• [WHAT THE TASK ASKS]
I would like each line of the data that holds the word "icon" copied out.

• [RECORDS TO USE]
*****

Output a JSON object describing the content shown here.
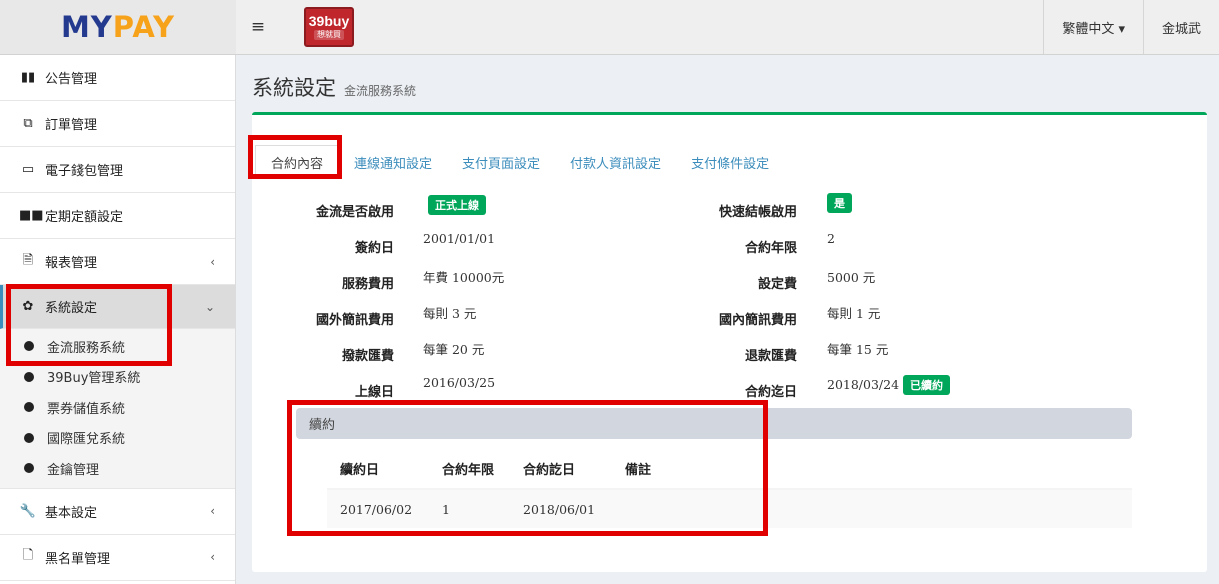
{
  "header": {
    "logo_my": "MY",
    "logo_pay": "PAY",
    "menu_icon": "hamburger-icon",
    "brand_badge": {
      "big": "39buy",
      "small": "想就買"
    },
    "language": "繁體中文 ▾",
    "user": "金城武"
  },
  "sidebar": {
    "items": [
      {
        "icon": "map-icon",
        "glyph": "▮▮",
        "label": "公告管理"
      },
      {
        "icon": "copy-icon",
        "glyph": "⧉",
        "label": "訂單管理"
      },
      {
        "icon": "credit-card-icon",
        "glyph": "▭",
        "label": "電子錢包管理"
      },
      {
        "icon": "grid-icon",
        "glyph": "■■",
        "label": "定期定額設定"
      },
      {
        "icon": "file-icon",
        "glyph": "🗎",
        "label": "報表管理",
        "chevron": "‹"
      },
      {
        "icon": "gear-icon",
        "glyph": "✿",
        "label": "系統設定",
        "chevron": "⌄"
      },
      {
        "icon": "wrench-icon",
        "glyph": "🔧",
        "label": "基本設定",
        "chevron": "‹"
      },
      {
        "icon": "document-icon",
        "glyph": "🗋",
        "label": "黑名單管理",
        "chevron": "‹"
      }
    ],
    "submenu": [
      "金流服務系統",
      "39Buy管理系統",
      "票券儲值系統",
      "國際匯兌系統",
      "金鑰管理"
    ]
  },
  "content_header": {
    "title": "系統設定",
    "subtitle": "金流服務系統"
  },
  "tabs": [
    "合約內容",
    "連線通知設定",
    "支付頁面設定",
    "付款人資訊設定",
    "支付條件設定"
  ],
  "contract": {
    "left": [
      {
        "label": "金流是否啟用",
        "value": "",
        "badge": "正式上線"
      },
      {
        "label": "簽約日",
        "value": "2001/01/01"
      },
      {
        "label": "服務費用",
        "value": "年費 10000元"
      },
      {
        "label": "國外簡訊費用",
        "value": "每則 3 元"
      },
      {
        "label": "撥款匯費",
        "value": "每筆 20 元"
      },
      {
        "label": "上線日",
        "value": "2016/03/25"
      }
    ],
    "right": [
      {
        "label": "快速結帳啟用",
        "value": "",
        "badge": "是"
      },
      {
        "label": "合約年限",
        "value": "2"
      },
      {
        "label": "設定費",
        "value": "5000 元"
      },
      {
        "label": "國內簡訊費用",
        "value": "每則  1  元"
      },
      {
        "label": "退款匯費",
        "value": "每筆 15 元"
      },
      {
        "label": "合約迄日",
        "value": "2018/03/24",
        "badge": "已續約"
      }
    ]
  },
  "renewal": {
    "title": "續約",
    "columns": [
      "續約日",
      "合約年限",
      "合約訖日",
      "備註"
    ],
    "rows": [
      [
        "2017/06/02",
        "1",
        "2018/06/01",
        ""
      ]
    ]
  }
}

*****

• [TASK SOLUTION]
    "menu_icon": "hamburger-icon",
        "icon": "map-icon",
        "icon": "copy-icon",
        "icon": "credit-card-icon",
        "icon": "grid-icon",
        "icon": "file-icon",
        "icon": "gear-icon",
        "icon": "wrench-icon",
        "icon": "document-icon",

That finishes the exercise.